La dolce vita is clearly not about doing the math
Italians tend to perceive well-being in different terms than, say, Americans. Not having much personal debt is part of it, but I think that the biggest thing contributing to Italian complacency is the family--and specifically, all the boons bestowed upon the current crop of citizens by their nonni or other elderly, hard-working relatives.
Italy's low birth-rate certainly contributes to the semblance of being better-off (if you don't have kids or have only one, obviously there's more money to spend on yourself or more to lavish on that figlio unico). But even many one-child households would be strapped if it weren't for the financial safety net provided by grandparents. The ever self-sacrifing elders of the Nonni Economy also provide less tangible benefits, the main one being unlimited free child care for their grandchildren. Put yourself on any street corner or in front of any elementary school and watch the endless to and fro of grandparents shepherding their young charges. They often function as full-time maids as well as babysitters, providing meals and even doing the laundry, ironing, and grocery shopping--a huge help to working parents. In addition, many provide gifts of cash or clothing--or even pay for cars or settimane bianche (ski vacations) for their grown children, and swim lessons and scuba gear for their grandchildren. Mind you, I am not talking about wealthy people--these nonni are ordinary folks who have managed to squirrel away significant savings, accrue zero debt, and have healthy pensions to live on. They have the lifelong habit of near-zero consumeristic consumption (why, merely turning on an electric light is considered an act of fiscal profligacy), which in turn enables them to lavish spending on their far more materialistic (and often more economically pinched) children and grandchildren.
How did they do it again?

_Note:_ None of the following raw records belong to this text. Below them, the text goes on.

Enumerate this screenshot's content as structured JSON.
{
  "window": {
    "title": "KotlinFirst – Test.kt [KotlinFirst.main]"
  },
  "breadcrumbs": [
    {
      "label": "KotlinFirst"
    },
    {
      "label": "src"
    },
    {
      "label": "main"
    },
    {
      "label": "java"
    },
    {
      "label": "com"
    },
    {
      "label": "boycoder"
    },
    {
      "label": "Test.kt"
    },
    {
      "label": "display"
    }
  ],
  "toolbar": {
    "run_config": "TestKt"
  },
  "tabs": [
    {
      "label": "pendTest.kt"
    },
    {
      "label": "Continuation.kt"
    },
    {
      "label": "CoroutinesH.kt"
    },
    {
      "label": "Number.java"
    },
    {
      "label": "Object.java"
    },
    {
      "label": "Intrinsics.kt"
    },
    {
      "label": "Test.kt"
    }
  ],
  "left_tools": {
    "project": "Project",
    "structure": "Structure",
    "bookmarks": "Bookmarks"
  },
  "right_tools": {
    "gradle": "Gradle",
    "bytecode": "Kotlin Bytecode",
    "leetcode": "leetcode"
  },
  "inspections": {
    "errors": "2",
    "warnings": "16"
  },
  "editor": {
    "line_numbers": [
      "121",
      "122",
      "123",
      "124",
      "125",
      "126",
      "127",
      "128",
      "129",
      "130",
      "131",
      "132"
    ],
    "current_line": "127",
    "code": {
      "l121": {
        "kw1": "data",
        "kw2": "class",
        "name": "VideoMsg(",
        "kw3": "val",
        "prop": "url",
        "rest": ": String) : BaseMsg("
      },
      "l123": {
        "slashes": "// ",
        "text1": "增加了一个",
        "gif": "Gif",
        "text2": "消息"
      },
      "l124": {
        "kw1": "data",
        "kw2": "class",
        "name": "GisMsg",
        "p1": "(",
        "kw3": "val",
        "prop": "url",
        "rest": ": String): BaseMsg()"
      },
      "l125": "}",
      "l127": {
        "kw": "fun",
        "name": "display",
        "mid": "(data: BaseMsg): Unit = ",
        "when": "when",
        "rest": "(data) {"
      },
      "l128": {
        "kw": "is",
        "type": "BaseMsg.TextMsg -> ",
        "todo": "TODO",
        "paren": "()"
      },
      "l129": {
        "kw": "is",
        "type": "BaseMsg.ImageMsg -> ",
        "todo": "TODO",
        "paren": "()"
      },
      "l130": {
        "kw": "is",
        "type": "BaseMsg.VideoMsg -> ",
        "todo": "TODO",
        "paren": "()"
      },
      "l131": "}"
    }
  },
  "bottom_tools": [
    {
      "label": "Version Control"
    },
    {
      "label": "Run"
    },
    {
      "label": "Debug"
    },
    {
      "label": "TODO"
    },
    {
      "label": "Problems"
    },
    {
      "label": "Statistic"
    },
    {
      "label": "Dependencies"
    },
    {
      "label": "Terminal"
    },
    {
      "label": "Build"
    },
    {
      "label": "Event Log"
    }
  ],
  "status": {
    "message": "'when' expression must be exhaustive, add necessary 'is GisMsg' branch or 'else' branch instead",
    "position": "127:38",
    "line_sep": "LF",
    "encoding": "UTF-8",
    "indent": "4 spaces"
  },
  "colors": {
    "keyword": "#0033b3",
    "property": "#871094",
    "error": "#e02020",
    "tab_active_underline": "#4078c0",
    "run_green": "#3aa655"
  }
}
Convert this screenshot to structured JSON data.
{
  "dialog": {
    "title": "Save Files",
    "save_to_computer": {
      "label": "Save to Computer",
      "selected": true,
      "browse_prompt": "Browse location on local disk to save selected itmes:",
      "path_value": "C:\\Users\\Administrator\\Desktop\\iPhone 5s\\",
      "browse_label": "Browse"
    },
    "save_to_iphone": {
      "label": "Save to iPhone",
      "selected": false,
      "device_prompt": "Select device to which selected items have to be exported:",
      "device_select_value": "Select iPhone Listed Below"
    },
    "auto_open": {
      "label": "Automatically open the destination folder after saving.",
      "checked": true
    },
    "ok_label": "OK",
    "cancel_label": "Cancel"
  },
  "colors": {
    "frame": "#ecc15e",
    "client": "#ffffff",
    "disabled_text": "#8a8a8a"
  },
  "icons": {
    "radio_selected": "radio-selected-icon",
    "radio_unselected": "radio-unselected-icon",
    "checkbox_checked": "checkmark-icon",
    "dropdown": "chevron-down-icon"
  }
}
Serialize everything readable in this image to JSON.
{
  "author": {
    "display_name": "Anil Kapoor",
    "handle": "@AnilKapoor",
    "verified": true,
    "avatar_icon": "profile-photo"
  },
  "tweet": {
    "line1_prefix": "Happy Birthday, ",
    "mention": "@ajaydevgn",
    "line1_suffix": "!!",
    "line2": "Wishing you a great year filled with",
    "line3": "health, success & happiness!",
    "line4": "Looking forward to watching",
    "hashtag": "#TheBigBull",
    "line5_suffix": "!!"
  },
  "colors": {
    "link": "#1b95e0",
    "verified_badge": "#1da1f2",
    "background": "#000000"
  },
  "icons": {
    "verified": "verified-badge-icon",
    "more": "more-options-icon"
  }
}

As the recent rash of Monti raids has proved, tax evasion in Italy is rampant, pervasive, and often considered a kind of sacred duty--making it, and not Roman Catholicism, the real religion of the Italian people. For instance, it's common practice when inquiring about the cost of a service--say a teeth-cleaning--to be given two options: "85 euro with receipt, 60 euro without." (Now that the sober-faced Monti has put the fear of God into everyone, I'm curious to see if this will change).
So if today--with the albeit lackluster use of credit and debit cards, with computers and electronic banking--Italians are able to conjure financial smokescreens on such an epic scale, imagine what many cagey nonni were able to accomplish in their day? (My FIL, for example, worked three jobs but only ever declared income on one). This is not to diminish at all their hard work and penny-pinching ways--but you have to wonder if, along with a lot of choice real estate, the current generation of Italians has inherited public coffers that were already suffering from acute anemia.
What does all this mean for Italy's future? Given the nature of this Nonni Economy--the fact that frugality seems to be a lost art, that these traditionally selfless nonni will eventually die out--and the zeal with which Mr Monti is pursuing scofflaws, is the current brand of Italian-style "sweet life" a tenable one for the times to come?
Or will Thomas Mann indeed have his day?
* check out this article on Italian earnings